Ransomware and Recreational Boating: Marinas and Waterfronts are Vulnerable


In 2017 Swell Advantage was accepted into the first cohort of the Port of San Diego's Blue Economy Incubator. Last September the Port started to request copies of some of the contracts that we signed and reports that are part of the incubator. It was strange to get these requests from a partner organization, and even stranger to get the requests from an organization like the Port. Unlike some messy bureaucracies, the Port of San Diego is a very well run organization with a professional staff who obviously take pride in their work.

By the second request we knew the Port of San Diego had been hit by a major ransomware attack.

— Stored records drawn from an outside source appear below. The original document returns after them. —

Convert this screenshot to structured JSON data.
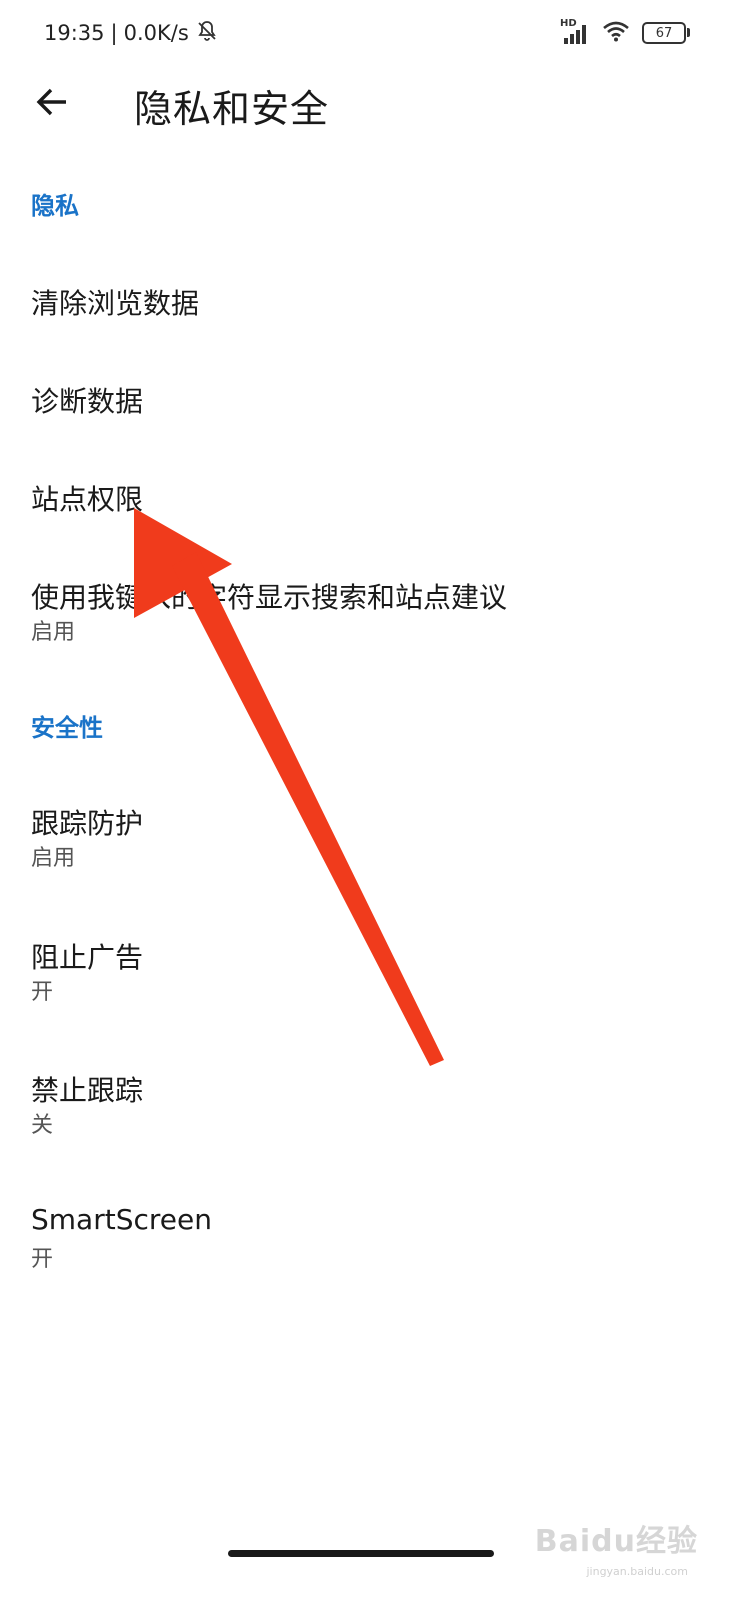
{
  "status_bar": {
    "time": "19:35",
    "separator": "|",
    "net_speed": "0.0K/s",
    "network_label": "HD",
    "battery": "67"
  },
  "header": {
    "title": "隐私和安全"
  },
  "sections": [
    {
      "header": "隐私",
      "items": [
        {
          "title": "清除浏览数据",
          "subtitle": ""
        },
        {
          "title": "诊断数据",
          "subtitle": ""
        },
        {
          "title": "站点权限",
          "subtitle": ""
        },
        {
          "title": "使用我键入的字符显示搜索和站点建议",
          "subtitle": "启用"
        }
      ]
    },
    {
      "header": "安全性",
      "items": [
        {
          "title": "跟踪防护",
          "subtitle": "启用"
        },
        {
          "title": "阻止广告",
          "subtitle": "开"
        },
        {
          "title": "禁止跟踪",
          "subtitle": "关"
        },
        {
          "title": "SmartScreen",
          "subtitle": "开"
        }
      ]
    }
  ],
  "annotation": {
    "arrow_color": "#f03b1c"
  },
  "watermark": {
    "text": "Baidu经验",
    "sub": "jingyan.baidu.com"
  }
}
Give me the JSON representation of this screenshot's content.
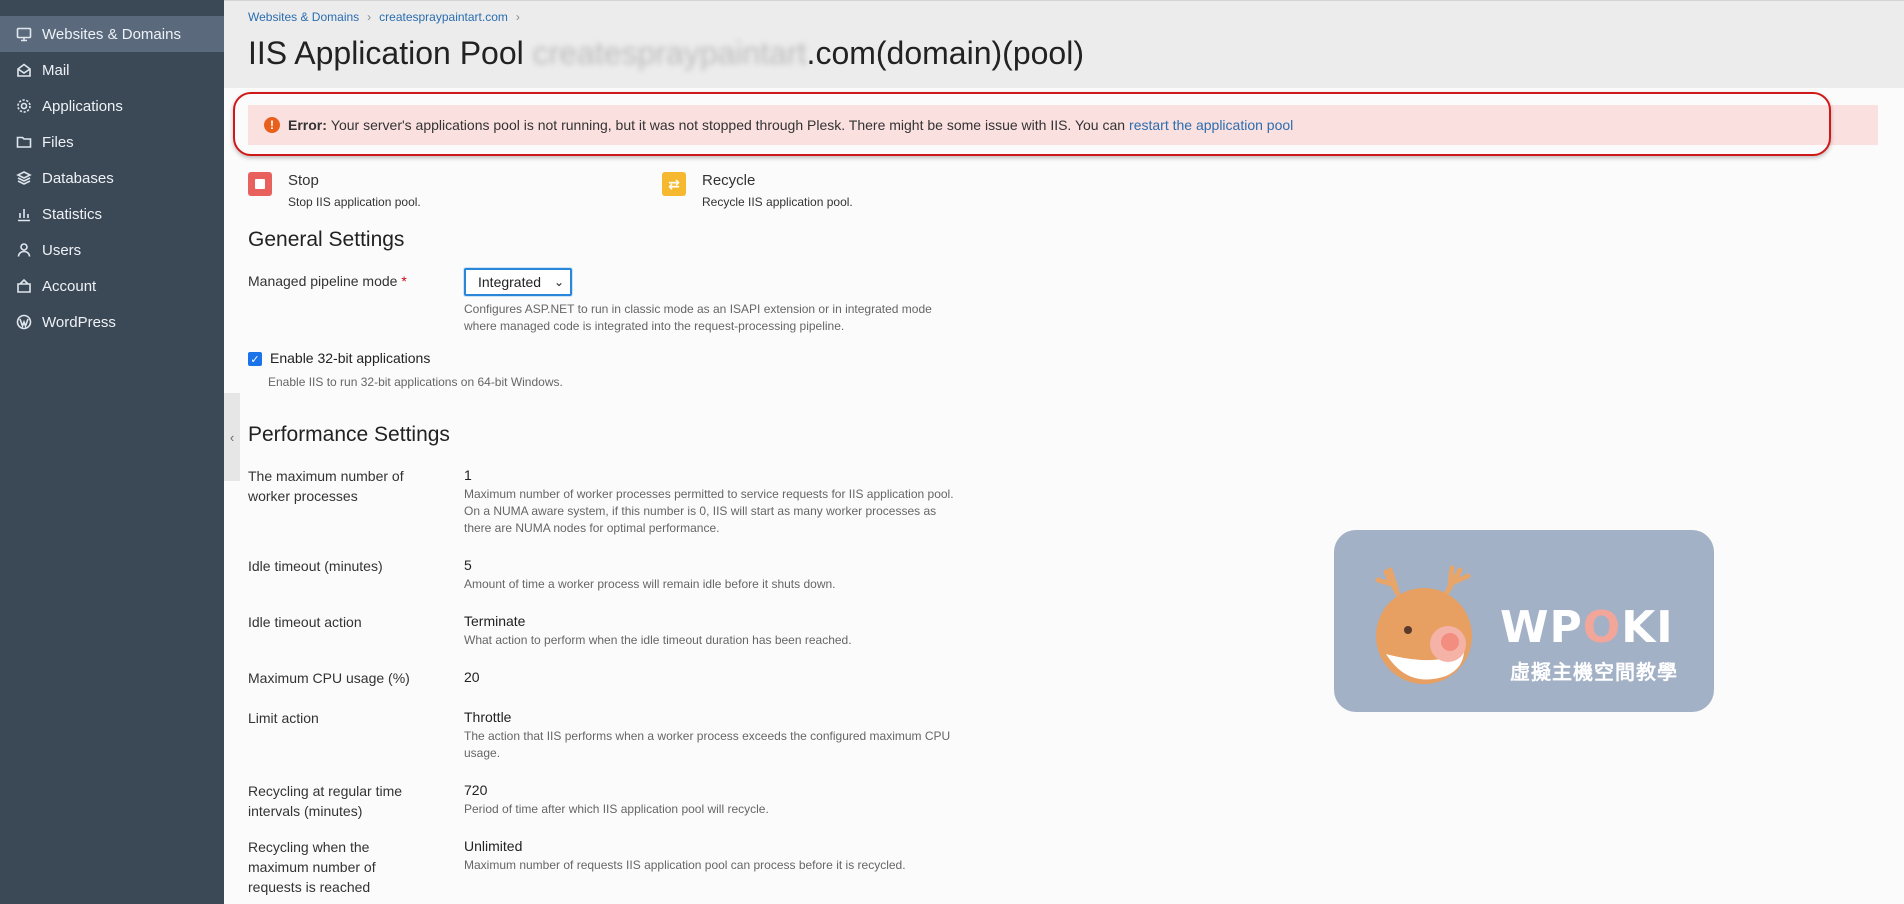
{
  "sidebar": {
    "items": [
      {
        "label": "Websites & Domains",
        "icon": "monitor-icon",
        "active": true
      },
      {
        "label": "Mail",
        "icon": "mail-icon"
      },
      {
        "label": "Applications",
        "icon": "gear-icon"
      },
      {
        "label": "Files",
        "icon": "folder-icon"
      },
      {
        "label": "Databases",
        "icon": "database-icon"
      },
      {
        "label": "Statistics",
        "icon": "bar-chart-icon"
      },
      {
        "label": "Users",
        "icon": "user-icon"
      },
      {
        "label": "Account",
        "icon": "account-icon"
      },
      {
        "label": "WordPress",
        "icon": "wordpress-icon"
      }
    ]
  },
  "breadcrumb": {
    "items": [
      "Websites & Domains",
      "createspraypaintart.com"
    ]
  },
  "page_title": {
    "prefix": "IIS Application Pool ",
    "blurred": "createspraypaintart",
    "suffix": ".com(domain)(pool)"
  },
  "error": {
    "label": "Error:",
    "message": "Your server's applications pool is not running, but it was not stopped through Plesk. There might be some issue with IIS. You can",
    "link": "restart the application pool"
  },
  "actions": [
    {
      "title": "Stop",
      "desc": "Stop IIS application pool.",
      "icon": "stop-icon"
    },
    {
      "title": "Recycle",
      "desc": "Recycle IIS application pool.",
      "icon": "recycle-icon"
    }
  ],
  "general": {
    "title": "General Settings",
    "pipeline_label": "Managed pipeline mode",
    "pipeline_required": "*",
    "pipeline_value": "Integrated",
    "pipeline_desc": "Configures ASP.NET to run in classic mode as an ISAPI extension or in integrated mode where managed code is integrated into the request-processing pipeline.",
    "enable32_label": "Enable 32-bit applications",
    "enable32_checked": true,
    "enable32_desc": "Enable IIS to run 32-bit applications on 64-bit Windows."
  },
  "performance": {
    "title": "Performance Settings",
    "rows": [
      {
        "label": "The maximum number of worker processes",
        "value": "1",
        "desc": "Maximum number of worker processes permitted to service requests for IIS application pool. On a NUMA aware system, if this number is 0, IIS will start as many worker processes as there are NUMA nodes for optimal performance."
      },
      {
        "label": "Idle timeout (minutes)",
        "value": "5",
        "desc": "Amount of time a worker process will remain idle before it shuts down."
      },
      {
        "label": "Idle timeout action",
        "value": "Terminate",
        "desc": "What action to perform when the idle timeout duration has been reached."
      },
      {
        "label": "Maximum CPU usage (%)",
        "value": "20",
        "desc": ""
      },
      {
        "label": "Limit action",
        "value": "Throttle",
        "desc": "The action that IIS performs when a worker process exceeds the configured maximum CPU usage."
      },
      {
        "label": "Recycling at regular time intervals (minutes)",
        "value": "720",
        "desc": "Period of time after which IIS application pool will recycle."
      },
      {
        "label": "Recycling when the maximum number of requests is reached",
        "value": "Unlimited",
        "desc": "Maximum number of requests IIS application pool can process before it is recycled."
      }
    ]
  },
  "watermark": {
    "w": "WP",
    "o": "O",
    "ki": "KI",
    "subtitle": "虛擬主機空間教學"
  },
  "colors": {
    "sidebar": "#3b4856",
    "sidebar_active": "#5a6a7c",
    "error_bg": "#fbe0e0",
    "highlight": "#d01818",
    "link": "#2a6db0"
  }
}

Ransomware is malicious software that encrypts data on a server making the data inaccessible, or shuts down a locally hosted software program. The hackers then demand a ransom in exchange for releasing the data back to the attacked organization, not making the data public or turning the management system back on. In 2018 there were over 300 million ransomware attacks globally.

We mostly hear about ransomware attacks impacting municipalities but the vast majority of attacks are aimed at private businesses. We don’t hear much about these attacks because businesses often pay the hackers instead of fighting. Most municipalities are mandated to report attacks to the public and fight the attacks. Hackers are smart in that they generally ask for an amount of money within the businesses ability to pay. Business pay because they are understandably worried that if news gets back to customers it will seriously impact the health of the business.

Most marinas and waterfronts are susceptible to ransomware attacks because poor IT infrastructure and old management software dominate the industry. The base code for most systems used by the industry were built 20 years ago. These off-the-shelf systems are hosted locally on marina computers, often a server in the basement. The combination of old programs running on old IT infrastructure is a prime target for ransomware.

So why has the industry been so late at adopting new cloud based systems designed to mitigate ransomware attacks?

Software systems have about a ten year shelf life. After ten years they struggle to integrate with newer outside systems, they don’t fit modern work processes and aren’t optimized for new hardware. A present day example is we now expect to be able to access or interact with larger software systems remotely from our smartphones. The reach of systems also change with modern marina systems like Swell designed to directly interact with boaters in the marina.

Most of the systems that support marina and waterfront operations were built in the late 90’s or early 00’s. The 2008 recession had a severe impact on the recreational boating industry. As people sold their boats marinas saw vacancy rates sore. Many were in survival mode with capital expenditures allocated to keeping docks afloat and core employees employed. Few had the funds or mental space to purchase a new software system for the facility.

Now that the industry is mostly recovered, a new generation of marina and waterfront managers are coming in who expect a modern user experience and modern data security features from their management software. Keeping boater’s data safe should be a top priority when looking at new software systems.

The easiest way to protect operations, and boater’s information, is to invest in a cloud based system with end-to-end encryption. Cloud based systems use server farms run by companies like Google and Amazon to host the software. The software and data are stored in little pieces with many copies all around the world. The user then has it all pieced together by the software program based on user request and then access the software over the internet. The nature of these modern programs mitigates a lot of the threats posed by malware and ransomware. Modern encryption and data management best practices does the rest.

Although late to the cloud based party, there are an increasing number of software companies providing modern, cloud based marina and waterfront management software options. Here at Swell Advantage we’ve applied over a decade of keeping deep research and military data safe in building the Swell Advantage marina and waterfront management software system. We host Swell on secure Google Cloud servers and employ industry leading end-to-end encryption.

If you’d like to learn more about how to protect your operations and customer data from malicious software, and how we protect against malicious employee actions, please reach out. We’re always interested in talking marina or waterfront operations and data security.

Swell Advantage is a marina, waterfront and dockyard management software company based in San Diego, California and Halifax, Nova Scotia. Swell Advantage’s co-founder and CTO managed infrastructure for one of Canada’s top universities including managing data security for thousands of students and sensitive research projects. After that he went on to build data products for the Canadian military. For more information about Swell Advantage please reach out to us by calling our toll-free line at 888-908-7858, or by e-mailing info@swelladvantage.com

Iaian Archibald